▶ Required action
Among the entries below, please show each line that carries the word "JSON".

▶ Excerpted records
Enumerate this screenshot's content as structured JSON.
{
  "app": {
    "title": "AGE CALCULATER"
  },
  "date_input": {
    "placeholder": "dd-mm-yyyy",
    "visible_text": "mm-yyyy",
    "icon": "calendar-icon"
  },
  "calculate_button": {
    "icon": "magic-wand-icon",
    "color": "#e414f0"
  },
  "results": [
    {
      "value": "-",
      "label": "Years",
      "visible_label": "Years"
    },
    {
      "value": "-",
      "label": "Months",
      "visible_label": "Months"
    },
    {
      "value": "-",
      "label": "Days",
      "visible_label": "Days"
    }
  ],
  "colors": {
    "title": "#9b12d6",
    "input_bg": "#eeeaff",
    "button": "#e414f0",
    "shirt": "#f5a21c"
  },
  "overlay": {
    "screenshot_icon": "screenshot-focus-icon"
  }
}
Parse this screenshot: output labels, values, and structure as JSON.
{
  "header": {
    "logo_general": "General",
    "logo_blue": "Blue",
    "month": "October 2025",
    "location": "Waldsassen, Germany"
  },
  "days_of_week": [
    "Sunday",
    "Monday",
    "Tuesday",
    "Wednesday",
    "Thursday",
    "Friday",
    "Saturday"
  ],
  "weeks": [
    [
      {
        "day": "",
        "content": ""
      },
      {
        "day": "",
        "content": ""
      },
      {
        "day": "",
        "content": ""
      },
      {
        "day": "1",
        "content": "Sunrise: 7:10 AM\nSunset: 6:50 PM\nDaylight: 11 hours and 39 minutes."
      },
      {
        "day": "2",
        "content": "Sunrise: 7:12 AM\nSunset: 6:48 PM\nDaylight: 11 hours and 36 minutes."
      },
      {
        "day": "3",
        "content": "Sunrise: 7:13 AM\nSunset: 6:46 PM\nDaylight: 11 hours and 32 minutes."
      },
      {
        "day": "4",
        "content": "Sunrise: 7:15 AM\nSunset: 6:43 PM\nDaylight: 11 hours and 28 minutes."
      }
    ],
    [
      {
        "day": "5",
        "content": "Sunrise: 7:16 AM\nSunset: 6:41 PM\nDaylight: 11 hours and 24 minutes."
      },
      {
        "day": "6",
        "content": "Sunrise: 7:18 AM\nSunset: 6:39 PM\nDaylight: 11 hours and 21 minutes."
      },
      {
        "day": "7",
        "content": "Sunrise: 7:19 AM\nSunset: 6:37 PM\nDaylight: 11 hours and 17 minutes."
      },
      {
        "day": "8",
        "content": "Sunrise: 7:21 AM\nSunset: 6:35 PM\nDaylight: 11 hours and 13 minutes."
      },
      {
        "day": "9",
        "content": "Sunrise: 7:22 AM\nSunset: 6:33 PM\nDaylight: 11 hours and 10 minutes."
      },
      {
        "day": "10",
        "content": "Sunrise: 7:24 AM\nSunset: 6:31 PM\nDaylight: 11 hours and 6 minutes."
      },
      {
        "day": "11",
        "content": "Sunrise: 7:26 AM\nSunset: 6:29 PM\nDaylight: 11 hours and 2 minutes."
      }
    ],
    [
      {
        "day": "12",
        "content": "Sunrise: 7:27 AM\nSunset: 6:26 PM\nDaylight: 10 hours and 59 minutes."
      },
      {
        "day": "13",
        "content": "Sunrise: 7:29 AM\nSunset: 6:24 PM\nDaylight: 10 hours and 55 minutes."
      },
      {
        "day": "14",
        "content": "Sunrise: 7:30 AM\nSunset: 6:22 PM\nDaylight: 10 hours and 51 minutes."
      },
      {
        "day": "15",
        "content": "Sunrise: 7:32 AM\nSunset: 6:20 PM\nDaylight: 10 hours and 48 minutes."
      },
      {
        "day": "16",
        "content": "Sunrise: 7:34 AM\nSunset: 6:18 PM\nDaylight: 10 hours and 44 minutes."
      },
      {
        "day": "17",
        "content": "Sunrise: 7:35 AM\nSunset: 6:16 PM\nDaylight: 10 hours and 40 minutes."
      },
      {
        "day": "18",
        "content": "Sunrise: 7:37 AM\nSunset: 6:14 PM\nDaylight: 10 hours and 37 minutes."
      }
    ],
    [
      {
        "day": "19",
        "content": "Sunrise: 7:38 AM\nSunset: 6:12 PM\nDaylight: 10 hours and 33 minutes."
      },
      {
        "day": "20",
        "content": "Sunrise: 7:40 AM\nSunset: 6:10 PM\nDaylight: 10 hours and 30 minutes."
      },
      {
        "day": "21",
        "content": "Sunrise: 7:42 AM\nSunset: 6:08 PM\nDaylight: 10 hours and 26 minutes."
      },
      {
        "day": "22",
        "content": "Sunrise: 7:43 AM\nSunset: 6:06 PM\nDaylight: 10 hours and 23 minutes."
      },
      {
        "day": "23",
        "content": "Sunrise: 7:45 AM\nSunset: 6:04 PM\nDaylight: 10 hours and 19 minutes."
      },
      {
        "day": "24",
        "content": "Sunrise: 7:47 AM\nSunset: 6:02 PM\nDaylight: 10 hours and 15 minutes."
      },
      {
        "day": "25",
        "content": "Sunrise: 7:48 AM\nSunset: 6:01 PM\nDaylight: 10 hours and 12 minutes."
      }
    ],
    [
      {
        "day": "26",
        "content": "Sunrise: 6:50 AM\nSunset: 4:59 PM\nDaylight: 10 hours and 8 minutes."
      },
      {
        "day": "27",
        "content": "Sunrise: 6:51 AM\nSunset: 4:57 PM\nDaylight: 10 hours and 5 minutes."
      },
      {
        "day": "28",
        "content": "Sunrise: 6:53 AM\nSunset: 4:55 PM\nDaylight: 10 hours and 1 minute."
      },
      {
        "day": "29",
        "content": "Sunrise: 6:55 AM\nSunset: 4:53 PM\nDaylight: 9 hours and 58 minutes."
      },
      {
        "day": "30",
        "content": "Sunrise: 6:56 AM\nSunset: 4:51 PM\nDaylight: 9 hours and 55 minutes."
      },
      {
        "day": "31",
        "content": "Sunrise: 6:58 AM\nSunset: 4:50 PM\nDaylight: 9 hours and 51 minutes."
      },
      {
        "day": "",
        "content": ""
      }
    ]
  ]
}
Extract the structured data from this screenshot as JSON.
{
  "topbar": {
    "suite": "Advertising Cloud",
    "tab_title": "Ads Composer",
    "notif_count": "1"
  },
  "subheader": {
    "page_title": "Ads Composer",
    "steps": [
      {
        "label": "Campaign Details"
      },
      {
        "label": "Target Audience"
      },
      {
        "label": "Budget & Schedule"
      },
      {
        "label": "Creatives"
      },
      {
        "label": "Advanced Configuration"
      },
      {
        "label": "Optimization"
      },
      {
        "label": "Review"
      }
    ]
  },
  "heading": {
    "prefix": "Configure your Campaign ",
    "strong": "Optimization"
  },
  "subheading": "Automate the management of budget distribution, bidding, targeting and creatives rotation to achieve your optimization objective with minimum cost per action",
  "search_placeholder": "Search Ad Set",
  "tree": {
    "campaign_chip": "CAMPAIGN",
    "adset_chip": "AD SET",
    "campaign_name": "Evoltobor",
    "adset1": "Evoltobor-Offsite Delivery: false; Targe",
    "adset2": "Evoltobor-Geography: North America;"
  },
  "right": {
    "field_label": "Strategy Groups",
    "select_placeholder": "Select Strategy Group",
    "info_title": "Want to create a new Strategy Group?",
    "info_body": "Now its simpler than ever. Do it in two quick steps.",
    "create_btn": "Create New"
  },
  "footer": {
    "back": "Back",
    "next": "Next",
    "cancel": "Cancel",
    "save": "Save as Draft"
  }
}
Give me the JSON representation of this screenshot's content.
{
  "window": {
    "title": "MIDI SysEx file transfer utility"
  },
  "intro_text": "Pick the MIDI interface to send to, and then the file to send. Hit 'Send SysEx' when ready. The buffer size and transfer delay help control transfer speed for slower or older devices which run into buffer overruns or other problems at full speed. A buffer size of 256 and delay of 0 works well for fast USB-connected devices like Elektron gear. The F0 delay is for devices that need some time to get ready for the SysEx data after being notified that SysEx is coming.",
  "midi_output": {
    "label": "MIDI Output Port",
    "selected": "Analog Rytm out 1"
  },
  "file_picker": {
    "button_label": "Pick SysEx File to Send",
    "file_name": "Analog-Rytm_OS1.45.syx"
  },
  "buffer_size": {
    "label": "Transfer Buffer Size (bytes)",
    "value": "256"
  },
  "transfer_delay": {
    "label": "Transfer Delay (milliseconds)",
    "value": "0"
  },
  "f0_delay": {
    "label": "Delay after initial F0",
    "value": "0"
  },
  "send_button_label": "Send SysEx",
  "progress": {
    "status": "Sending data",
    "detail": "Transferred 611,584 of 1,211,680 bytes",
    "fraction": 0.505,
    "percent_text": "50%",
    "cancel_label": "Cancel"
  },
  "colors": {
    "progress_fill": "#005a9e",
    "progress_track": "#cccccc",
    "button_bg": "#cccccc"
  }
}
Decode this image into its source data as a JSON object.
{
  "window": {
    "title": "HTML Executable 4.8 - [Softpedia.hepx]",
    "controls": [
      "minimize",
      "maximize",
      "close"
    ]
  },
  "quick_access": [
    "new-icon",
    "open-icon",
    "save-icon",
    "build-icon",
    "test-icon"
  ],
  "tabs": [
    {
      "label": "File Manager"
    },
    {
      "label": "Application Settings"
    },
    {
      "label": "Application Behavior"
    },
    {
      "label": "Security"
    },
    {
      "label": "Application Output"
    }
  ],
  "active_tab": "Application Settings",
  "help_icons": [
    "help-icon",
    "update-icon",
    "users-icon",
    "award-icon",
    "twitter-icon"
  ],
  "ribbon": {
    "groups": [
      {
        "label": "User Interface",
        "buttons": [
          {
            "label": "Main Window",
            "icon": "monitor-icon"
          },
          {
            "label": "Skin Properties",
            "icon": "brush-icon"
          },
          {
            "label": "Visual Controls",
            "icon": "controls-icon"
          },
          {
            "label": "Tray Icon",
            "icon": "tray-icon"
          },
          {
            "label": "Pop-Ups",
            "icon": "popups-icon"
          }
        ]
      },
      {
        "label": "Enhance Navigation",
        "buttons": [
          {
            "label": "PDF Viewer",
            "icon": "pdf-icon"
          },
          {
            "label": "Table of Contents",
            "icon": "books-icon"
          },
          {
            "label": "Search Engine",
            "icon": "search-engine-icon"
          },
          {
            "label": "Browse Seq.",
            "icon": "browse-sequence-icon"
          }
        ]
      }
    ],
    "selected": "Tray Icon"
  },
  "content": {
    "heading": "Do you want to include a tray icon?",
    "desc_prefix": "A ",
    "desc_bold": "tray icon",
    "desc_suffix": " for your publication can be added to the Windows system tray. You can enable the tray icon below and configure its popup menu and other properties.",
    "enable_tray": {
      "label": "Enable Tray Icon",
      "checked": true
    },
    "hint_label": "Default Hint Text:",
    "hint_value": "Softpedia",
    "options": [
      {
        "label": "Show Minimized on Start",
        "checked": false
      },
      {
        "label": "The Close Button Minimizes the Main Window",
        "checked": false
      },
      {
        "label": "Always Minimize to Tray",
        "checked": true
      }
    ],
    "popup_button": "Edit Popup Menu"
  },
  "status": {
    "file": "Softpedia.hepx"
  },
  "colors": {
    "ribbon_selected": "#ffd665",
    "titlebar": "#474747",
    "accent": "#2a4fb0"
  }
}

▶ Answer to the exercise
Enumerate this screenshot's content as structured JSON.
Parse this screenshot: output labels, values, and structure as JSON.
Extract the structured data from this screenshot as JSON.
Give me the JSON representation of this screenshot's content.
Decode this image into its source data as a JSON object.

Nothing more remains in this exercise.